Monthly Archives: May 2015

October 1964 — Demolition of the Lancaster Street Building, After and Before

Did you see Chris Churchill’s excellent article “Empire State Plaza isn’t worth celebrating” in the Sunday, May 24, 2015 issue of the Times-Union? One of the illustrations is a photograph taken on October 19, 1964, showing the Jay Street facade of St. Paul’s Lancaster Street building, including the chancel and parish hall, just as demolition began. This is an image we’ve never seen, and we’d like to thank Chris for providing a high-definition copy for our records.

St. Paul's Episcopal Church is demolished to make way the South Mall Oct. 19, 1964, in Albany, N.Y. Historic buildings and streets 1960s, Empire State Plaza. (Times Union archive)

St. Paul’s Episcopal Church is demolished to make way the South Mall Oct. 19, 1964, in Albany, N.Y. Historic buildings and streets 1960s, Empire State Plaza. (Times Union archive)

For comparison, our archives has two color slides taken just before the Times-Union image. The first, a closeup of the parish hall, was taken in spring 1964, while the building was still in use.

Jay Street Facade May 1964

Jay Street Facade May 1964

The other shows the buildings immediately before demolition began. Notice that the church and parish hall appear to have been the last structures standing in this part of the South Mall “catchment area”.

St. Paul's Jay Street Facade October 1964

St. Paul’s Jay Street Facade October 1964

Finally, here is another “after” photograph from our archives. This November 1964 slide shows the Lancaster Street facade after demolition. The frame of the nave rose window can be seen leaning against the rubble.

Lancaster Street facade after demolition

St. Paul’s Lancaster Street facade immediately after demolition in October 1964

Early Spring 1965 — Continued Construction Progress on Hackett Boulevard

Here is another set of unlabeled slides from the St. Paul’s archives, with nice views of the progress of construction. The slides were processed in April 1965, but there are no leaves on the trees and there may be a touch of snow on the nave roof, so the photographs may have bee taken a bit earlier.

First a good shot of most of the site, though only a bit of the chapel shows on the left side. This was taken from what is now the parking lot of Albany Medical Center’s South Clinical Campus, then Child’s Hospital. Was this still open land at that time? It seems not to have been paved.

Hackett Blvd April 1965, showing entire construction site

Hackett Blvd April 1965, showing entire construction site

Next, two dramatic shots of the west end of the nave, almost complete.

Hackett Blvd April 1965, exterior west end of nave

Hackett Blvd April 1965, exterior west end of nave

Hackett Blvd April 1965, exterior west end of nave

Hackett Blvd April 1965, exterior west end of nave

And finally, more detail of the nave construction, with all of the temporary supports still in place.

Hackett Blvd April 1965, construction of nave

Hackett Blvd April 1965, construction of nave

April 1860 — George William Warren Resigns as Organist and Choirmaster

Last month marked the 165th anniversary of George William Warren’s resignation as St. Paul’s organist and choirmaster.

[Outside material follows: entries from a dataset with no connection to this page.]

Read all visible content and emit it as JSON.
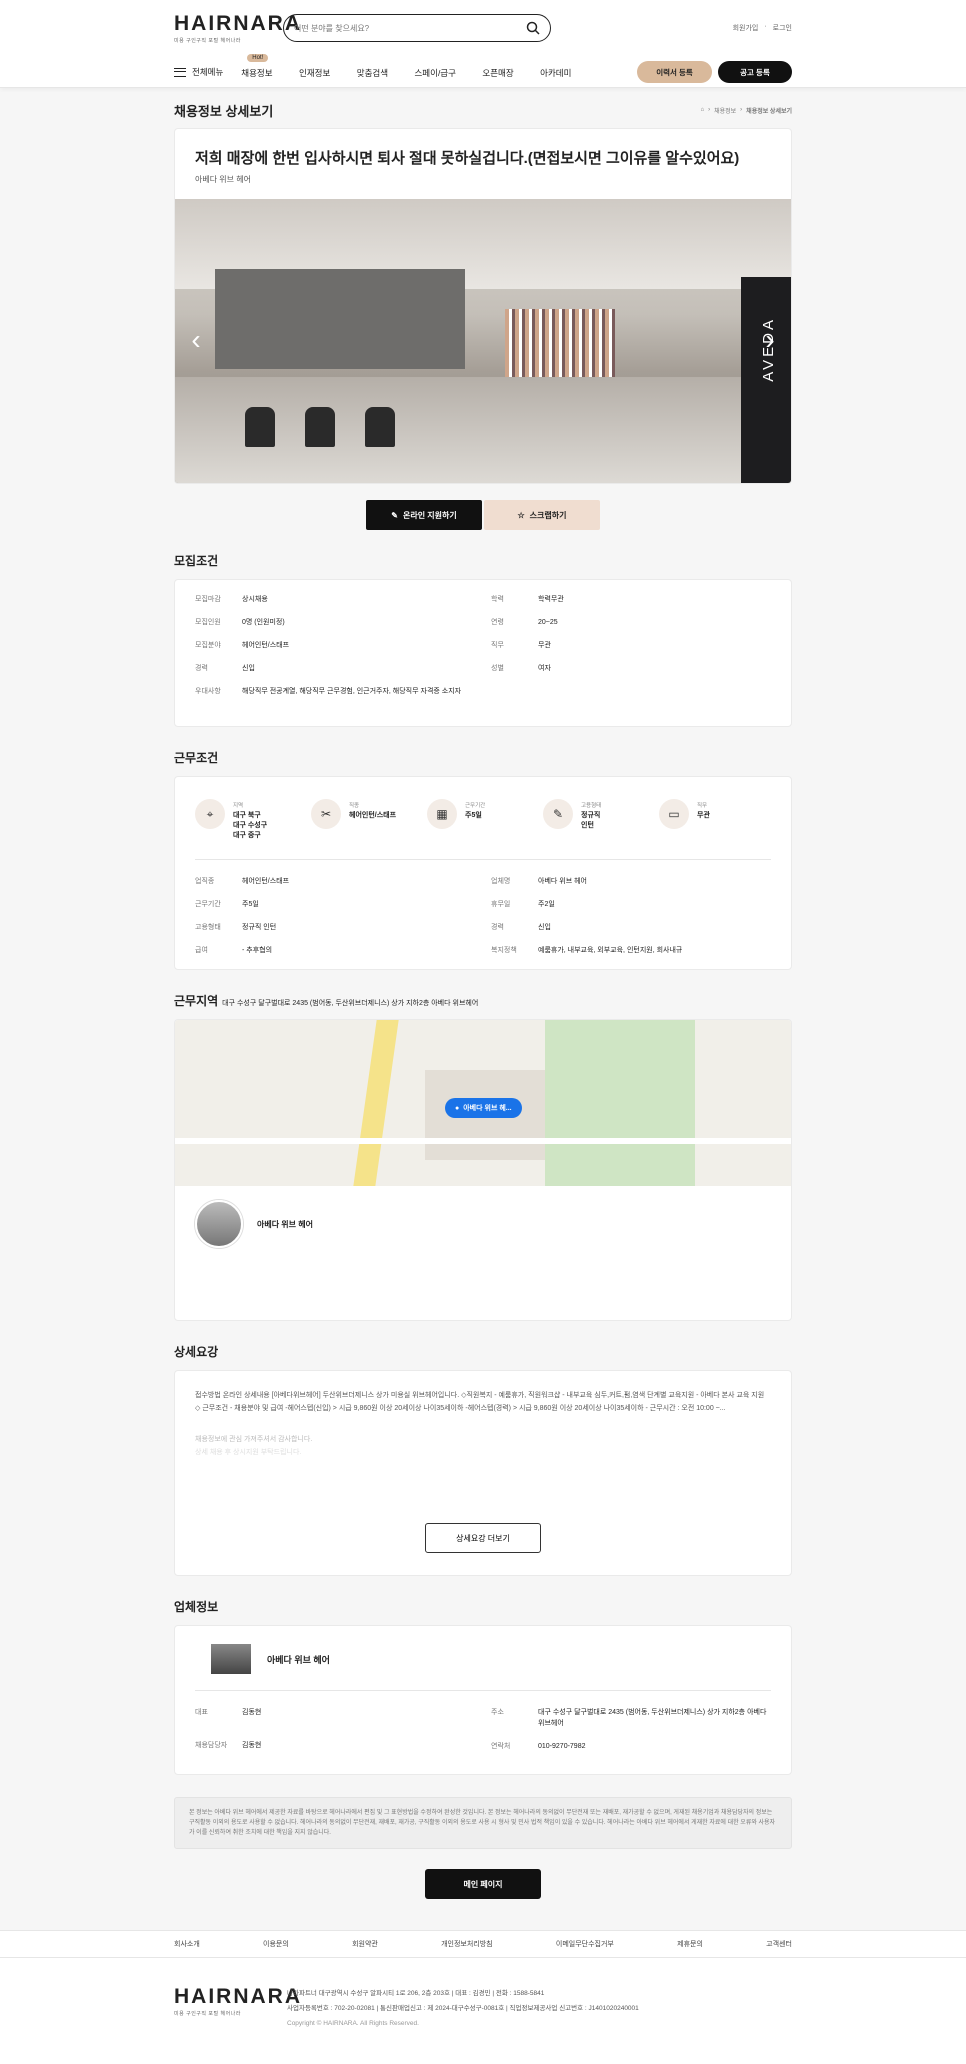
{
  "header": {
    "logo": "HAIRNARA",
    "logo_sub": "미용 구인구직 포털 헤어나라",
    "search_placeholder": "어떤 분야를 찾으세요?",
    "util": [
      "회원가입",
      "로그인"
    ],
    "all_menu": "전체메뉴",
    "nav": [
      "채용정보",
      "인재정보",
      "맞춤검색",
      "스페이/급구",
      "오픈매장",
      "아카데미"
    ],
    "btn_resume": "이력서 등록",
    "btn_post": "공고 등록"
  },
  "page": {
    "title": "채용정보 상세보기",
    "breadcrumb": [
      "채용정보",
      "채용정보 상세보기"
    ]
  },
  "job": {
    "title": "저희 매장에 한번 입사하시면 퇴사 절대 못하실겁니다.(면접보시면 그이유를 알수있어요)",
    "company": "아베다 위브 헤어",
    "photo_brand": "AVEDA",
    "apply": "온라인 지원하기",
    "scrap": "스크랩하기"
  },
  "recruit": {
    "title": "모집조건",
    "left": [
      {
        "k": "모집마감",
        "v": "상시채용"
      },
      {
        "k": "모집인원",
        "v": "0명 (인원미정)"
      },
      {
        "k": "모집분야",
        "v": "헤어인턴/스태프"
      },
      {
        "k": "경력",
        "v": "신입"
      },
      {
        "k": "우대사항",
        "v": "해당직무 전공계열, 해당직무 근무경험, 인근거주자, 해당직무 자격증 소지자"
      }
    ],
    "right": [
      {
        "k": "학력",
        "v": "학력무관"
      },
      {
        "k": "연령",
        "v": "20~25"
      },
      {
        "k": "직무",
        "v": "무관"
      },
      {
        "k": "성별",
        "v": "여자"
      }
    ]
  },
  "work": {
    "title": "근무조건",
    "icons": [
      {
        "l": "지역",
        "v": "대구 북구\n대구 수성구\n대구 중구"
      },
      {
        "l": "직종",
        "v": "헤어인턴/스태프"
      },
      {
        "l": "근무기간",
        "v": "주5일"
      },
      {
        "l": "고용형태",
        "v": "정규직\n인턴"
      },
      {
        "l": "직무",
        "v": "무관"
      }
    ],
    "left": [
      {
        "k": "업직종",
        "v": "헤어인턴/스태프"
      },
      {
        "k": "근무기간",
        "v": "주5일"
      },
      {
        "k": "고용형태",
        "v": "정규직 인턴"
      },
      {
        "k": "급여",
        "v": "- 추후협의"
      }
    ],
    "right": [
      {
        "k": "업체명",
        "v": "아베다 위브 헤어"
      },
      {
        "k": "휴무일",
        "v": "주2일"
      },
      {
        "k": "경력",
        "v": "신입"
      },
      {
        "k": "복지정책",
        "v": "예룸휴가, 내부교육, 외부교육, 인턴지원, 회사내규"
      }
    ]
  },
  "location": {
    "title": "근무지역",
    "address": "대구 수성구 달구벌대로 2435 (범어동, 두산위브더제니스) 상가 지하2층 아베다 위브헤어",
    "pin": "아베다 위브 헤...",
    "shop": "아베다 위브 헤어"
  },
  "detail": {
    "title": "상세요강",
    "text": "접수방법 온라인 상세내용 [아베다위브헤어] 두산위브더제니스 상가 미용실 위브헤어입니다. ◇직원복지 - 예룸휴가, 직원워크샵 - 내부교육 심두,커트,펌,염색 단계별 교육지원 - 아베다 본사 교육 지원 ◇ 근무조건 - 채용분야 및 급여 -헤어스텝(신입) > 시급 9,860원 이상 20세이상 나이35세이하 -헤어스텝(경력) > 시급 9,860원 이상 20세이상 나이35세이하 - 근무시간 : 오전 10:00 ~...",
    "fade1": "채용정보에 관심 가져주셔서 감사합니다.",
    "fade2": "상세 채용 후 상시지원 부탁드립니다.",
    "more": "상세요강 더보기"
  },
  "company": {
    "title": "업체정보",
    "name": "아베다 위브 헤어",
    "left": [
      {
        "k": "대표",
        "v": "김동현"
      },
      {
        "k": "채용담당자",
        "v": "김동현"
      }
    ],
    "right": [
      {
        "k": "주소",
        "v": "대구 수성구 달구벌대로 2435 (범어동, 두산위브더제니스) 상가 지하2층 아베다 위브헤어"
      },
      {
        "k": "연락처",
        "v": "010-9270-7982"
      }
    ]
  },
  "notice": "본 정보는 아베다 위브 헤어에서 제공한 자료를 바탕으로 헤어나라에서 편집 및 그 표현방법을 수정하여 완성한 것입니다. 본 정보는 헤어나라의 동의없이 무단전재 또는 재배포, 재가공할 수 없으며, 게재된 채용기업과 채용담당자의 정보는 구직활동 이외의 용도로 사용할 수 없습니다. 헤어나라의 동의없이 무단전재, 재배포, 재가공, 구직활동 이외의 용도로 사용 시 형사 및 민사 법적 책임이 있을 수 있습니다. 헤어나라는 아베다 위브 헤어에서 게재한 자료에 대한 오류와 사용자가 이를 신뢰하여 취한 조치에 대한 책임을 지지 않습니다.",
  "main_button": "메인 페이지",
  "footer": {
    "links": [
      "회사소개",
      "이용문의",
      "회원약관",
      "개인정보처리방침",
      "이메일무단수집거부",
      "제휴문의",
      "고객센터"
    ],
    "line1": "나라파트너   대구광역시 수성구 알파시티 1로 206, 2층 203호   |   대표 : 김경민   |   전화 : 1588-5841",
    "line2": "사업자등록번호 : 702-20-02081   |   통신판매업신고 : 제 2024-대구수성구-0081호   |   직업정보제공사업 신고번호 : J1401020240001",
    "copy": "Copyright © HAIRNARA. All Rights Reserved."
  }
}
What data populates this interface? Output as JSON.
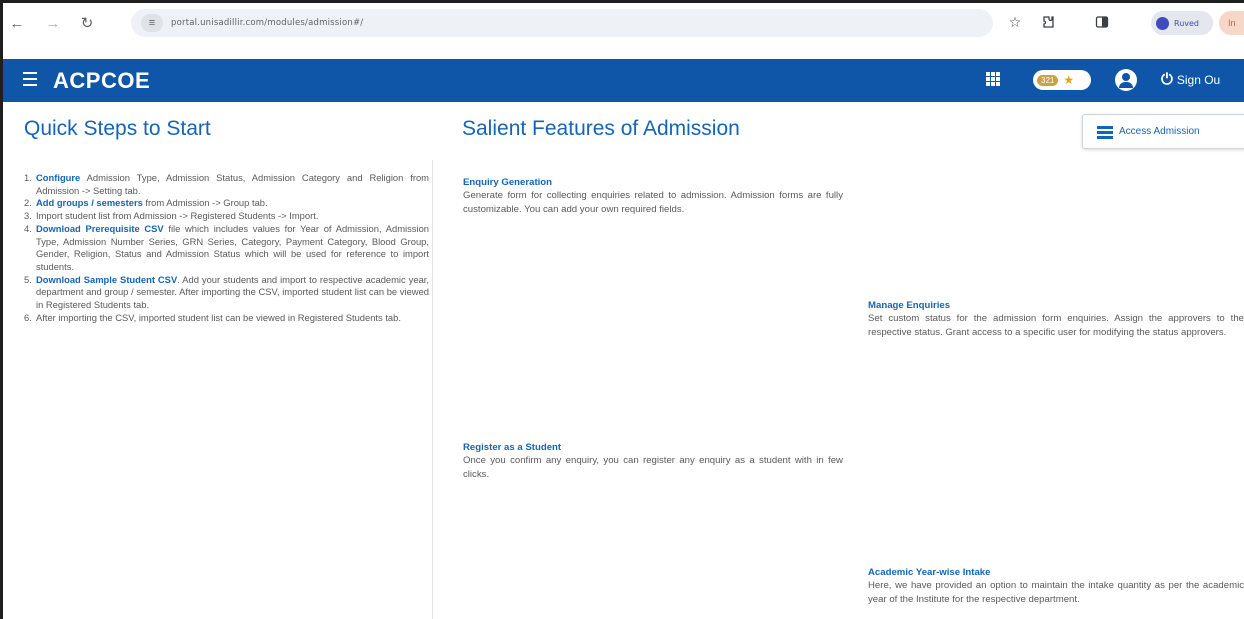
{
  "browser": {
    "url": "portal.unisadillir.com/modules/admission#/",
    "profile_label": "Ruved",
    "avatar_label": "In"
  },
  "header": {
    "title": "ACPCOE",
    "badge_count": "321",
    "signout_label": "Sign Ou"
  },
  "quick_steps": {
    "title": "Quick Steps to Start",
    "items": [
      {
        "num": "1.",
        "link": "Configure",
        "text": " Admission Type, Admission Status, Admission Category and Religion from Admission -> Setting tab."
      },
      {
        "num": "2.",
        "link": "Add groups / semesters",
        "text": " from Admission -> Group tab."
      },
      {
        "num": "3.",
        "link": "",
        "text": "Import student list from Admission -> Registered Students -> Import."
      },
      {
        "num": "4.",
        "link": "Download Prerequisite CSV",
        "text": " file which includes values for Year of Admission, Admission Type, Admission Number Series, GRN Series, Category, Payment Category, Blood Group, Gender, Religion, Status and Admission Status which will be used for reference to import students."
      },
      {
        "num": "5.",
        "link": "Download Sample Student CSV",
        "text": ". Add your students and import to respective academic year, department and group / semester. After importing the CSV, imported student list can be viewed in Registered Students tab."
      },
      {
        "num": "6.",
        "link": "",
        "text": "After importing the CSV, imported student list can be viewed in Registered Students tab."
      }
    ]
  },
  "features": {
    "title": "Salient Features of Admission",
    "access_button_label": "Access Admission",
    "items": [
      {
        "title": "Enquiry Generation",
        "text": "Generate form for collecting enquiries related to admission. Admission forms are fully customizable. You can add your own required fields."
      },
      {
        "title": "Manage Enquiries",
        "text": "Set custom status for the admission form enquiries. Assign the approvers to the respective status. Grant access to a specific user for modifying the status approvers."
      },
      {
        "title": "Register as a Student",
        "text": "Once you confirm any enquiry, you can register any enquiry as a student with in few clicks."
      },
      {
        "title": "Academic Year-wise Intake",
        "text": "Here, we have provided an option to maintain the intake quantity as per the academic year of the Institute for the respective department."
      }
    ]
  },
  "icons": {
    "back": "back-arrow-icon",
    "forward": "forward-arrow-icon",
    "reload": "reload-icon",
    "star": "bookmark-star-icon",
    "extensions": "extensions-icon",
    "sidepanel": "side-panel-icon",
    "menu": "hamburger-menu-icon",
    "apps": "apps-grid-icon",
    "trophy": "trophy-icon",
    "user": "user-account-icon",
    "power": "power-icon",
    "access": "access-admission-icon"
  },
  "colors": {
    "header_bg": "#0f56a8",
    "accent": "#1565b6",
    "text": "#5a5a5a"
  }
}
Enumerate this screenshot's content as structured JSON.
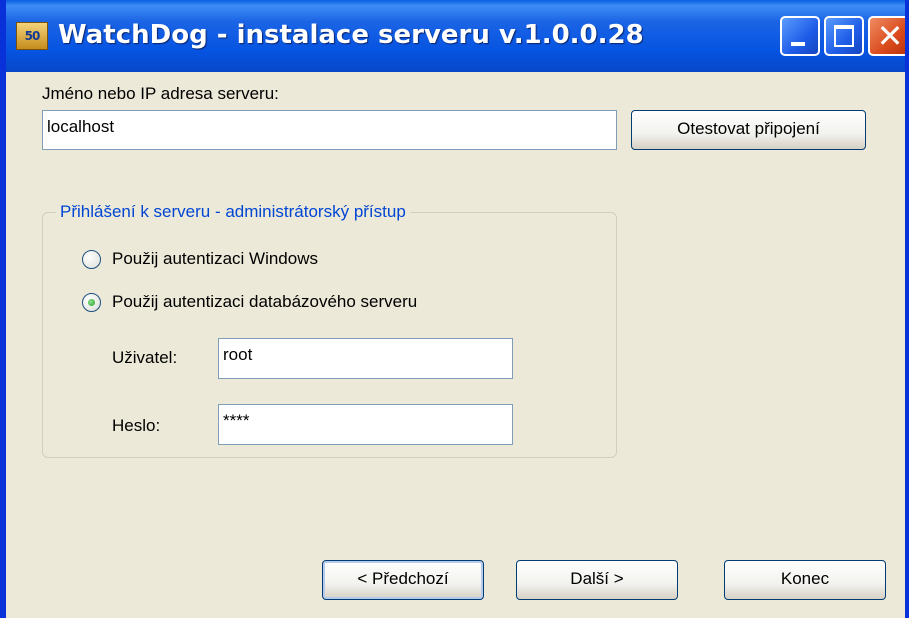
{
  "window": {
    "title": "WatchDog - instalace serveru v.1.0.0.28",
    "icon": "watchdog-app-icon"
  },
  "server": {
    "label": "Jméno nebo IP adresa serveru:",
    "value": "localhost",
    "test_button": "Otestovat připojení"
  },
  "login": {
    "group_title": "Přihlášení k serveru - administrátorský přístup",
    "options": [
      {
        "label": "Použij autentizaci Windows",
        "selected": false
      },
      {
        "label": "Použij autentizaci databázového serveru",
        "selected": true
      }
    ],
    "user_label": "Uživatel:",
    "user_value": "root",
    "password_label": "Heslo:",
    "password_value": "****"
  },
  "footer": {
    "prev": "< Předchozí",
    "next": "Další >",
    "finish": "Konec"
  },
  "colors": {
    "titlebar": "#0654e2",
    "dialog_bg": "#ece9d8",
    "group_title": "#0046d5",
    "close_button": "#d9491b"
  }
}
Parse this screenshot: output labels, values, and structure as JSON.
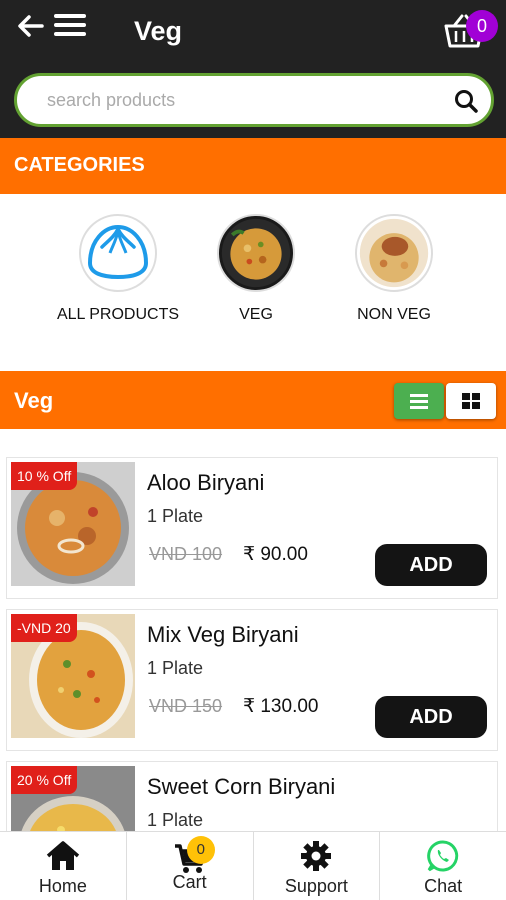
{
  "header": {
    "title": "Veg",
    "cart_count": "0"
  },
  "search": {
    "placeholder": "search products"
  },
  "categories": {
    "heading": "CATEGORIES",
    "items": [
      {
        "label": "ALL PRODUCTS"
      },
      {
        "label": "VEG"
      },
      {
        "label": "NON VEG"
      }
    ]
  },
  "section": {
    "title": "Veg"
  },
  "products": [
    {
      "discount": "10 % Off",
      "name": "Aloo Biryani",
      "qty": "1 Plate",
      "old_price": "VND 100",
      "price": "₹ 90.00",
      "button": "ADD"
    },
    {
      "discount": "-VND 20",
      "name": "Mix Veg Biryani",
      "qty": "1 Plate",
      "old_price": "VND 150",
      "price": "₹ 130.00",
      "button": "ADD"
    },
    {
      "discount": "20 % Off",
      "name": "Sweet Corn Biryani",
      "qty": "1 Plate",
      "old_price": "",
      "price": "",
      "button": ""
    }
  ],
  "bottom_nav": {
    "home": "Home",
    "cart": "Cart",
    "cart_count": "0",
    "support": "Support",
    "chat": "Chat"
  },
  "colors": {
    "header": "#222222",
    "accent": "#ff6f00",
    "search_border": "#63a232",
    "badge": "#a100d6",
    "discount": "#e0201a",
    "whatsapp": "#25d366"
  }
}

Well-known as an organist and composer in the nineteenth century and still remembered today as the composer of “National Hymn” (the tune to which “God of Our Father’s is usually sung), Warren was certainly the most illustrious of St. Paul’s organists and choirmasters until the arrival of T. Frederick H. Candlyn in 1915.

George William Warren

George William Warren

As you can see from his letter of resignation below, Warren served at St. Paul’s for a little less than thirteen years in the period between 1843 (when he was only fifteen years old) and 1860, with his final engagement at St. Paul’s lasting from August 1857 until August 1, 1860. Warren does not mention the dates of his earlier engagements, but the general picture is very clear from his own words: three-quarters of his professional life in Albany were spent at St. Paul’s.

Why, then, does The Hymnal Companion: Service Music and Biographies (Raymond F. Glover, ed.  Church Hymnal Corporation, 1994, page 651)  say that “at the age of eighteen Warren became organist of St. Peter’s, Albany, where he served from 1846 to 1858, then for two years at St. Paul’s, Albany.”? In future posts, I will explain the likely origin of this error, and show the correct chronology from contemporary records.

George William Warren’s letter of resignation as organist and musical director of St. Paul’s Church, Albany, is transcribed in St. Paul’s Vestry minutes, volume 3, dated 4 May 1860:

To the Rector, Warden and Vestrymen of St. Paul’s Church

Gentlemen:
About two weeks since, I was waited upon by a Committee from the Vestry of the Church of the Holy Trinity Brooklyn, N.Y. asking upon what terms I would remove my residence to that City, and take charge of the Music of their Church.  I was invited to visit them, inspect the Organ, and present my contract to the Vestry at their meeting of last Thursday. All this I did, and as my terms in every particular were instantly and unanimously accepted, I must necessarily beg leave to submit my resignation as Organist & Musical Director of St. Paul’s Church, to take effect the first of August ensuing, which time terminates the third year of my present engagement with you.

It has been my privilege to be a Church Organist in this, the City of my birth, seventeen years; and the best part of that time (nearly thirteen years) has been devoted to the musical interests of St. Paul’s. It has always been my willing duty to try to please you; if I have not always succeeded, the cause has been something else than lack of desire on my part.

From my heart I thank you, for the confidence and kindness I have always received from you, and now that I am soon to remove to another City to leave old and tried friends, and make every honest effort to win new ones, I am most anxious to carry with me the esteem of all those with whom I have been connected. May I not hope for a continuance of your friendship, and good wishes?

I am most respectfully
Your friend

George William Warren
Albany, April 24, 1860